That said, I am sympathetic to the view that the current era of fiscal dominance will eventually resolve in a period of bad inflation or stagflation, which is inflation with little or no growth. The non-partisan Congressional Budget Office has projected significant budget deficits for the next 10 years.


As a consequence, projected net interest expense is expected to rise, both as a percentage of federal government revenue and of GDP.


However, this era of fiscal dominance may not be a disaster. If developed economies like Singapore can sustain a debt/GDP ratio of 170%, and Japan can sustain one of over 250%, the U.S. will survive, especially in light of its exorbitant privilege of the USD as a major reserve currency that sustains demand for Treasury paper.


I am speculating, but under the circumstances it would not be surprising to see the Fed shift slowly to an unwritten 3% target for inflation from its current 2%, which would involve either more monetary easing or some form of financial repression. That’s when bad inflation starts to appear and hard assets become the market leaders. But that’s a 2025 or 2026 story.Gold, which is the classic inflation hedge, has staged a decisive upside breakout to new all-time highs, but the breakout was not confirmed by TIPS prices, which is not signaling runaway inflation.


That’s because most of the demand is coming from central bank buying, specifically the PBoC. Central bank activity tends to be more price insensitive.

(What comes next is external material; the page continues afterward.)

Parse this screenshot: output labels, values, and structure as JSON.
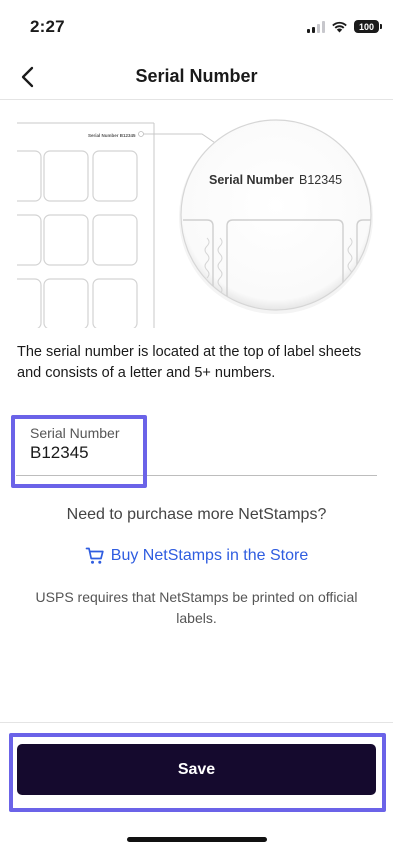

If and when bad inflation starts to appear, gold prices have the potential to soar.


For investors, conventional hard asset inflation hedge vehicles will have their day, but not yet.